- **DESCRIPTION OF THE TASK**:
Scan the records below and copy every line that contains the string "vous".

Element data from apps and pages
==========

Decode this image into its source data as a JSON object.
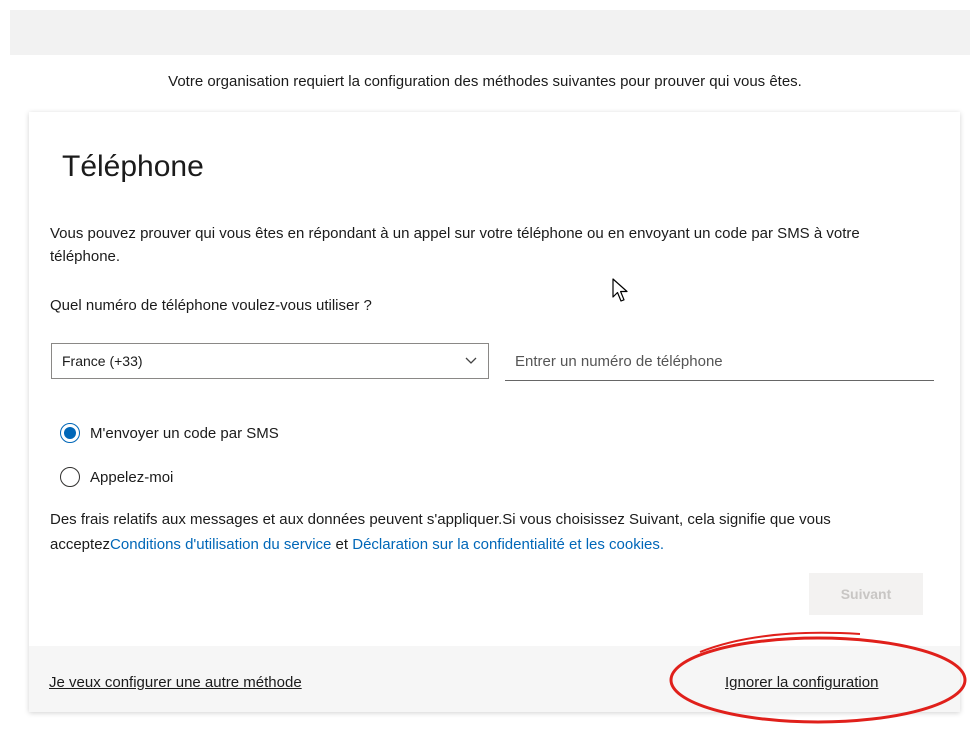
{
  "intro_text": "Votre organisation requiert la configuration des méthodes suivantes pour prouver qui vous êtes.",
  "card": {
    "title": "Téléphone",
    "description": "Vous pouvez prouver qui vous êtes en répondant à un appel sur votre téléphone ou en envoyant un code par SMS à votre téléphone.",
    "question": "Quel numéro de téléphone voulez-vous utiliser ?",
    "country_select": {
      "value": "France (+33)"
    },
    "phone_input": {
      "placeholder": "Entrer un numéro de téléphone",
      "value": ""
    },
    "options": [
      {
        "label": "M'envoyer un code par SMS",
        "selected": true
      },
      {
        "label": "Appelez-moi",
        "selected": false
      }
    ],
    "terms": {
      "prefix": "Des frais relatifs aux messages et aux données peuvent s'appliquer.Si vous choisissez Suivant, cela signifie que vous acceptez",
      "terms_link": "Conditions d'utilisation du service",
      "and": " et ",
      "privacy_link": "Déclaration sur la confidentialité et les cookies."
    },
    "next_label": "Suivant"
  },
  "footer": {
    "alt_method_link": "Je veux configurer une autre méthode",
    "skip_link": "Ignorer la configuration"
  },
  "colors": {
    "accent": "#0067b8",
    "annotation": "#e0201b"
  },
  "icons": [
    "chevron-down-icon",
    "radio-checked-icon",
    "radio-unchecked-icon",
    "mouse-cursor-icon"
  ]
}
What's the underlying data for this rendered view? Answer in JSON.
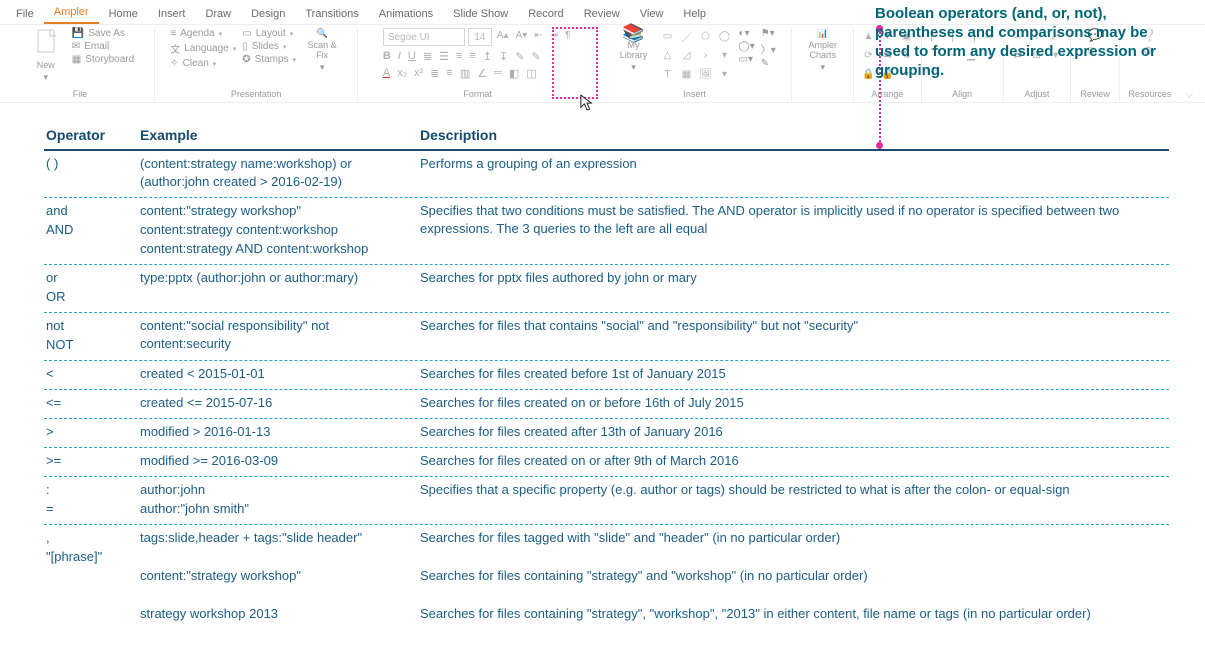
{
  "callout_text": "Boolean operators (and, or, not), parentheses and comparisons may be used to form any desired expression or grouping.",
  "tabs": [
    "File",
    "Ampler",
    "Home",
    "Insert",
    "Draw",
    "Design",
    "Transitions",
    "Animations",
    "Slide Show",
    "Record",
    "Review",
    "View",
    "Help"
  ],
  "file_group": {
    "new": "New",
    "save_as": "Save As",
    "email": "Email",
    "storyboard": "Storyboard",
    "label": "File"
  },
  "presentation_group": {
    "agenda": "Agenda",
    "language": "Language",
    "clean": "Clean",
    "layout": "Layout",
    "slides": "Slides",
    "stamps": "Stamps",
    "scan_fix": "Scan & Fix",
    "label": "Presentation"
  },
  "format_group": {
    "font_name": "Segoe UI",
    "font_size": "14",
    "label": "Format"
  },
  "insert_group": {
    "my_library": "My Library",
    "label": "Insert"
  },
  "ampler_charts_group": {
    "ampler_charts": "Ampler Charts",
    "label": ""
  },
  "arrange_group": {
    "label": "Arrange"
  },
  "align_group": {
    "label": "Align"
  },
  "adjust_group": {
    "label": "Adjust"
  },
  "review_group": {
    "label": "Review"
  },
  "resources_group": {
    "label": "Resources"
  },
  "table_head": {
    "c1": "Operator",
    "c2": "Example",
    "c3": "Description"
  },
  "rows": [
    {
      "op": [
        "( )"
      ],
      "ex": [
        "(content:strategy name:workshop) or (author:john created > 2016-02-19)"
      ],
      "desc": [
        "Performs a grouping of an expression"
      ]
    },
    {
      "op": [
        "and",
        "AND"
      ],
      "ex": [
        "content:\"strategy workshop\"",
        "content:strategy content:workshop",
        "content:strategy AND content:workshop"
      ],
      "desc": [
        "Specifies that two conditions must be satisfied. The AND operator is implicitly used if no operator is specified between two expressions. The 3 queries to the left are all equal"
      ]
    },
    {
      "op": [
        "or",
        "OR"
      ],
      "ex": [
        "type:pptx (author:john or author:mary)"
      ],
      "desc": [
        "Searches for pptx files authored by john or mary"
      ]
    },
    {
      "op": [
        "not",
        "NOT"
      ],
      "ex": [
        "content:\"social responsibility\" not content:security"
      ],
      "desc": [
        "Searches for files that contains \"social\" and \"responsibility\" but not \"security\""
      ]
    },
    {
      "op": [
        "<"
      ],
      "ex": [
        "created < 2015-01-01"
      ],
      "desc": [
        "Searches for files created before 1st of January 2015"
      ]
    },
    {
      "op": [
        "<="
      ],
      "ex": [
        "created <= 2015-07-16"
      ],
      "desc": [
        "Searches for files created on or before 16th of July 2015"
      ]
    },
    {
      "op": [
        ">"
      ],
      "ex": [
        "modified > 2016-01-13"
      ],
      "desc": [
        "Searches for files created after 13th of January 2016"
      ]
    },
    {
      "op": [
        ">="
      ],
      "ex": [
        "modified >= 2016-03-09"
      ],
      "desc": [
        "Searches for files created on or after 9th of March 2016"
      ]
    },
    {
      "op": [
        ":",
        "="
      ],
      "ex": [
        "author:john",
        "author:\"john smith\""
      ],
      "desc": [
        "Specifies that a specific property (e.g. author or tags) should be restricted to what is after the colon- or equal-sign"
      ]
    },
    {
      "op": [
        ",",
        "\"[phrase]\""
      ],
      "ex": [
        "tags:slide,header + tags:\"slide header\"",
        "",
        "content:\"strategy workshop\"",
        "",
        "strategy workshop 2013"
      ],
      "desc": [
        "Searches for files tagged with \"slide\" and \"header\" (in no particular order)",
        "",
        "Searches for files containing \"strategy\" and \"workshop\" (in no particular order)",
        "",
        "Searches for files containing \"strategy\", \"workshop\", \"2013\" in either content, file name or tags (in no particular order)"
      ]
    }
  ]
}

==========

- **WRITTEN SOLUTION**:
  "intro_text": "Votre organisation requiert la configuration des méthodes suivantes pour prouver qui vous êtes.",
    "description": "Vous pouvez prouver qui vous êtes en répondant à un appel sur votre téléphone ou en envoyant un code par SMS à votre téléphone.",
    "question": "Quel numéro de téléphone voulez-vous utiliser ?",
      "prefix": "Des frais relatifs aux messages et aux données peuvent s'appliquer.Si vous choisissez Suivant, cela signifie que vous acceptez",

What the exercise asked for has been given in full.